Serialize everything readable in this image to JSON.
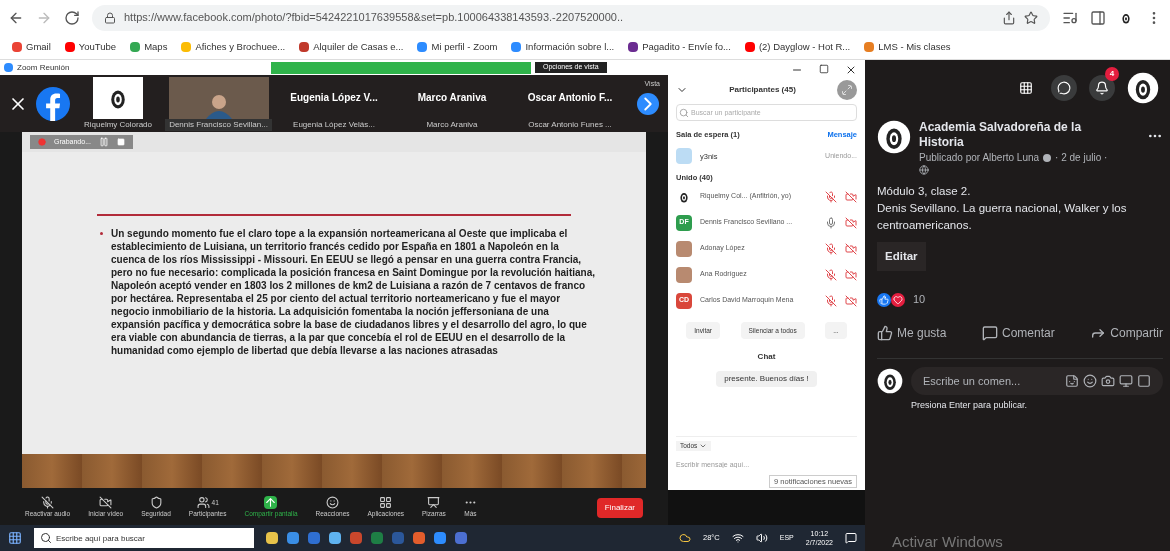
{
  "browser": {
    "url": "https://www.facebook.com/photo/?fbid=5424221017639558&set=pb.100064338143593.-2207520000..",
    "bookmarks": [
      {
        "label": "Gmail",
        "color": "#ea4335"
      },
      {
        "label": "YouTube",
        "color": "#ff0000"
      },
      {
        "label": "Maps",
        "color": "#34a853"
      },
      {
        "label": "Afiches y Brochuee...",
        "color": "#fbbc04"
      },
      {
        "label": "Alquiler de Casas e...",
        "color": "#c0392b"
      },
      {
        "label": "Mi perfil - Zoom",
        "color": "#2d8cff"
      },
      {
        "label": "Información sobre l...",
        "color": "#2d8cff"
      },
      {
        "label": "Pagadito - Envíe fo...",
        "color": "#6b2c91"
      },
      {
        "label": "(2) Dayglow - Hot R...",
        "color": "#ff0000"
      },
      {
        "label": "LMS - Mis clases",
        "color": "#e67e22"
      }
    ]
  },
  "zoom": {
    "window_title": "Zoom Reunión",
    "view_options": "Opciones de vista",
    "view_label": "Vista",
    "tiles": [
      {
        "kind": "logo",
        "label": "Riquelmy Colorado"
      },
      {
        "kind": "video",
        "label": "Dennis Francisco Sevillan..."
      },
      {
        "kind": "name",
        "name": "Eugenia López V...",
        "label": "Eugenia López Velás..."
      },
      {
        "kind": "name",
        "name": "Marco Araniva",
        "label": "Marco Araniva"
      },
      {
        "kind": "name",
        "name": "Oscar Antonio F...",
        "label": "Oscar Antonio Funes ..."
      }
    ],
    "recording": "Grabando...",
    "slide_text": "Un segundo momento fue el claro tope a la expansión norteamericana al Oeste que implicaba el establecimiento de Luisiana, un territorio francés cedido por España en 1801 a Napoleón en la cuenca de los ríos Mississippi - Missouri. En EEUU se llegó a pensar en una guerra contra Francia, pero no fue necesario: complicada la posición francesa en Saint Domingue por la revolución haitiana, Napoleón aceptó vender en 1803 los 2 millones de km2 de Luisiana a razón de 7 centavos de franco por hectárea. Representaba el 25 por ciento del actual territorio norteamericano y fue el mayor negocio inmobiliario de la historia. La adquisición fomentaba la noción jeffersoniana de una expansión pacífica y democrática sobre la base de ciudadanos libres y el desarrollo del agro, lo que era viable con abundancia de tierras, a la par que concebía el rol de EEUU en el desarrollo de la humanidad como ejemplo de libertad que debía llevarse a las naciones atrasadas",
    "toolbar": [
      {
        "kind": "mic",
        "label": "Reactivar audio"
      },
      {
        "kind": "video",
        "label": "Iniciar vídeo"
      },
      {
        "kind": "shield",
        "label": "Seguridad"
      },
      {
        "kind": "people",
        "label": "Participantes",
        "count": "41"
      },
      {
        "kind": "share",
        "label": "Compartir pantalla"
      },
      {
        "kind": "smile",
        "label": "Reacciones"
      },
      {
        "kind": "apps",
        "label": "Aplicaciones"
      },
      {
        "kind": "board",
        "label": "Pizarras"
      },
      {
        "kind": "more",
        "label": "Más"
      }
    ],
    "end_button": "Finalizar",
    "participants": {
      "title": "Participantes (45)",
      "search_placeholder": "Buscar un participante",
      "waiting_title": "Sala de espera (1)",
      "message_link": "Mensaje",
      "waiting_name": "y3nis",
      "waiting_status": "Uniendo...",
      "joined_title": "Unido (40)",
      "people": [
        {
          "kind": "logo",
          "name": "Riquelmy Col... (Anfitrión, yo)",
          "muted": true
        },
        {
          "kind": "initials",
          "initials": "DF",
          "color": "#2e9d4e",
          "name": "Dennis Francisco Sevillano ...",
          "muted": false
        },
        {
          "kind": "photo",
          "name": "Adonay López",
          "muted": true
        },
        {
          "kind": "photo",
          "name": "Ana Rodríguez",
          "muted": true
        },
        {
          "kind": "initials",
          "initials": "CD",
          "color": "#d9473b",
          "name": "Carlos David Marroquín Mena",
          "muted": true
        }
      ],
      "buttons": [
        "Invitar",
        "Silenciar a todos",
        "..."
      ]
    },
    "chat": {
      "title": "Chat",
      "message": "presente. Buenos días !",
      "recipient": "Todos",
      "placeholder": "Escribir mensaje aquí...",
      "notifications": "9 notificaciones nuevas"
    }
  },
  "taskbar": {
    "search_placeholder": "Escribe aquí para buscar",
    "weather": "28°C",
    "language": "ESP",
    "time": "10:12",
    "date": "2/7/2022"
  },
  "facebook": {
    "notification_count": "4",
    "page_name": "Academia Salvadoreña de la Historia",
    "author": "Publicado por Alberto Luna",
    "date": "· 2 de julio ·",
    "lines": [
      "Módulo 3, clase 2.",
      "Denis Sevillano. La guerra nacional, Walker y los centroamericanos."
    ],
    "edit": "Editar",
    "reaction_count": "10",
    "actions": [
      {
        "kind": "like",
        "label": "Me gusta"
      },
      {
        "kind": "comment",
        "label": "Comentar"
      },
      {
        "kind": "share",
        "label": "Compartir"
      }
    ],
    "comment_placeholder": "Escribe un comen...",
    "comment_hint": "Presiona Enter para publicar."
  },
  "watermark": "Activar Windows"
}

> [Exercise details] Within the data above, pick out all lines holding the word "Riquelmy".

> [Result of the task]
        "label": "Riquelmy Colorado"
          "name": "Riquelmy Col... (Anfitrión, yo)",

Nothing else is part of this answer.